  • Virginia France says:

    Nah, I’m just an economist, and Murphy’s Law is deep in our bones. I’m more interested in the deep structures that allow us to continue on when disaster happens. I’ve been teaching derivatives since 1984, and I’ve seen just about everything happen except the failure of the clearing system itself…which I pray I never see and you’d better join me!

    Yes, MF Global shouldn’t have got their hand in the customer accounts, and yes, somebody should have stopped them, though I don’t see how, given the speed at which money travels these days. But that just shows how vital customer account segregation is. And customer account segregation is built into U.S. commodities law, which governs futures trading in these parts.

    There have been clearing firm failures in the past, but you probably don’t even remember them. That’s because normally, there’s one big gulp and the waters flow on undisturbed. And that’s what the clearing system should do. You cannot prevent failure when you’re dealing with futures, because you don’t find futures in quiet waters.
    When Nick Leeson brought down Barings Bank in 1993, there was a similar nightmare trying to transfer customer accounts in Singapore. Barings accounts in the U.S. were transferred quickly, because the CME could identify which funds belonged to which customers. I don’t know if MF Global’s overseas positions are moving slower this time; after Barings, many overseas clearinghouses adopted U.S. margining and segregation practices. But customer segregation is vital to allow the rest of the market to pick up and go on.

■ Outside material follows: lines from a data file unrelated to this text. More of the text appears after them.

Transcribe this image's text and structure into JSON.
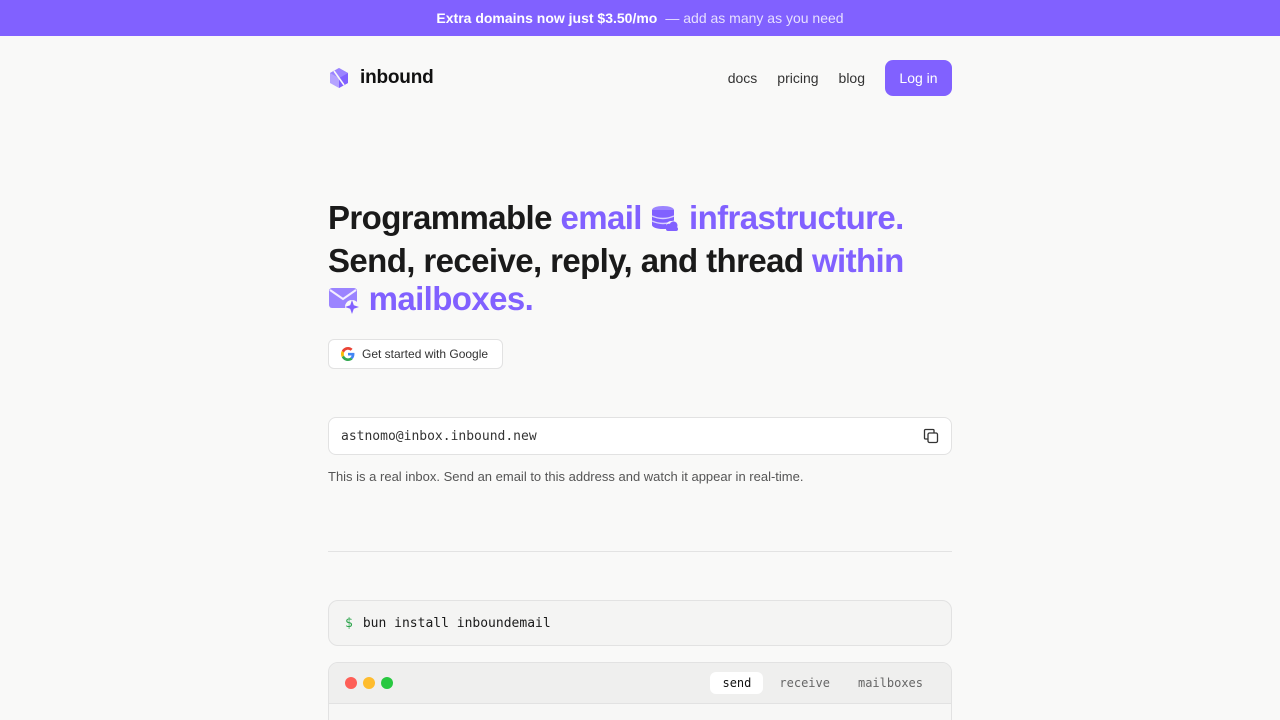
{
  "banner": {
    "strong": "Extra domains now just $3.50/mo",
    "soft": "— add as many as you need"
  },
  "nav": {
    "brand": "inbound",
    "links": [
      "docs",
      "pricing",
      "blog"
    ],
    "login": "Log in"
  },
  "hero": {
    "part1": "Programmable",
    "accent1": "email",
    "accent2": "infrastructure.",
    "part2": "Send, receive, reply, and thread",
    "accent3": "within",
    "accent4": "mailboxes."
  },
  "google_button": "Get started with Google",
  "inbox": {
    "address": "astnomo@inbox.inbound.new",
    "helper": "This is a real inbox. Send an email to this address and watch it appear in real-time."
  },
  "install": {
    "prompt": "$",
    "command": "bun install inboundemail"
  },
  "code_window": {
    "tabs": [
      "send",
      "receive",
      "mailboxes"
    ],
    "active_tab": "send"
  },
  "colors": {
    "accent": "#8161ff",
    "dot_red": "#fe5f57",
    "dot_yellow": "#febc2e",
    "dot_green": "#28c840"
  },
  "icons": [
    "inbound-logo-icon",
    "database-cloud-icon",
    "mail-sparkle-icon",
    "google-icon",
    "copy-icon"
  ]
}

    I’m not sure what you think the CME and the CFTC could have done. Most of the problem is usually internal to the firm, and neither the CME nor the CFTC can arbitrarily take over a firm they suspect of misconduct. Of course, it would have been nice if even more margin had been resident with the clearinghouse when the firm went under. When the Hunt brothers tried to corner the silver market in 1981, the New York Mercantile Exchange tried to rein them in by upping their margin requirements. But “super margin” is a dicey tool: too little, and you just make them mad, especially if they’re Texans; too high, and you precipitate the crisis you’re trying to avoid.

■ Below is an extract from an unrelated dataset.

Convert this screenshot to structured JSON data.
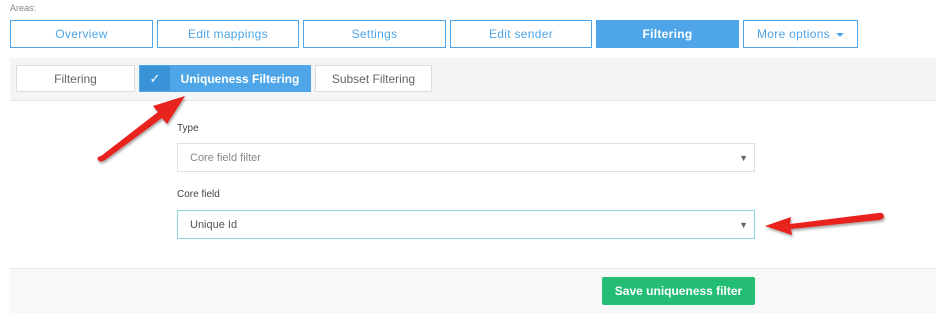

  • I produced a video based on my discussion with the COO of the CME.. my video is the other side of the slanted editorial
    above;h

    ttp://www.youtube.com/watch?feature=player_embedded&v=Zp6_DOCRUOg

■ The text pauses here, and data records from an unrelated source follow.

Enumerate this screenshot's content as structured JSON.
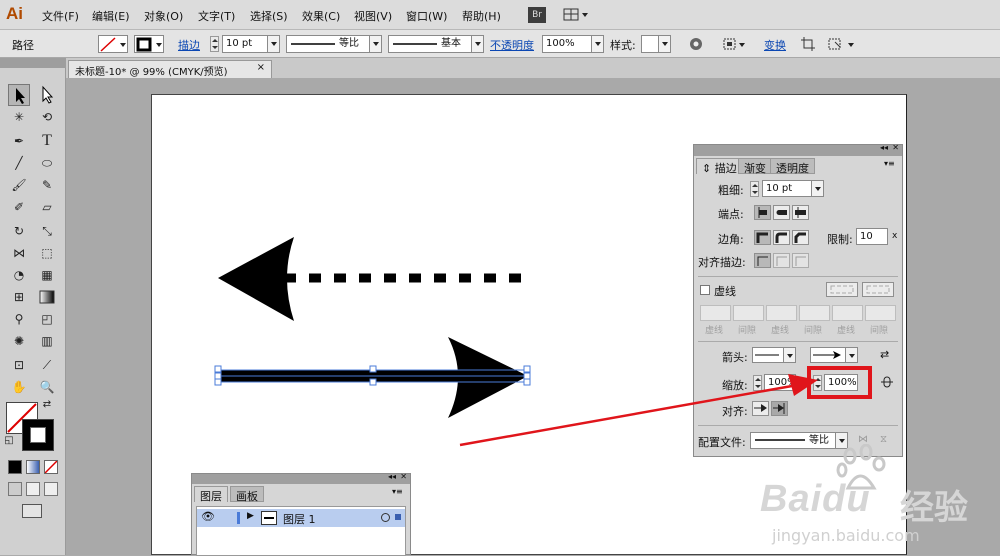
{
  "app": {
    "logo": "Ai"
  },
  "menubar": {
    "items": [
      "文件(F)",
      "编辑(E)",
      "对象(O)",
      "文字(T)",
      "选择(S)",
      "效果(C)",
      "视图(V)",
      "窗口(W)",
      "帮助(H)"
    ],
    "bridge_label": "Br"
  },
  "control": {
    "object_type": "路径",
    "stroke_link": "描边",
    "stroke_weight": "10 pt",
    "profile": "等比",
    "brush": "基本",
    "opacity_link": "不透明度",
    "opacity_value": "100%",
    "style_label": "样式:",
    "transform_link": "变换"
  },
  "document_tab": {
    "title": "未标题-10* @ 99% (CMYK/预览)",
    "close": "×"
  },
  "stroke_panel": {
    "tabs": [
      "描边",
      "渐变",
      "透明度"
    ],
    "weight_label": "粗细:",
    "weight_value": "10 pt",
    "cap_label": "端点:",
    "corner_label": "边角:",
    "limit_label": "限制:",
    "limit_value": "10",
    "limit_unit": "x",
    "align_stroke_label": "对齐描边:",
    "dashed_label": "虚线",
    "dash_labels": [
      "虚线",
      "间隙",
      "虚线",
      "间隙",
      "虚线",
      "间隙"
    ],
    "arrowheads_label": "箭头:",
    "scale_label": "缩放:",
    "scale_start": "100%",
    "scale_end": "100%",
    "align_label": "对齐:",
    "profile_label": "配置文件:",
    "profile_value": "等比"
  },
  "layers_panel": {
    "tabs": [
      "图层",
      "画板"
    ],
    "layer_name": "图层 1"
  },
  "watermark": {
    "brand": "Baidu",
    "text": "经验",
    "url": "jingyan.baidu.com"
  },
  "colors": {
    "highlight": "#e0151b",
    "accent_link": "#0b47b3"
  }
}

  • Dan DeRose says:

    An economist indeed and only a paid shill as far as any economist is by nature. You got me with the air tight legal logic but when will economists and legislators wake up to the dynamic times we now live in. The CME and the US Regulatory structure may look good from the luxury executive suites and the steps of Congress (and apparently academia) but they sure look like accomplices from the trading floor. The trading community believed their funds were safe in segregated funds and acted as such with disastrous results. The CME is now not much better than any bucket shop and the implications for the clearing business could be huge. With FY2011 earnings estimated at $1.3billion, you’d think CME would have the foresight to protect their brand (ad hoc guarantees notwithstanding).

    But more seriously, when will executives, regulators and academics get off their chariots and look at the battlefield! A dynamic environment requires a robust regulatory structure. CME/Regulators might have acted as they were supposed to but that doesn’t clear them of fault when the expectations were vastly different. An apropos example of such is Mr. Corzine’s own behavior. The paper he bet on with repos might be redeemed at par in only 14 months or so. Does that make his trade a good one? Most certainly not as the market called his bluff and made him puke. Expectations of a rational outcome were diverted by market forces which were themselves rational. Lets hope the same consequences don’t play out at the CME.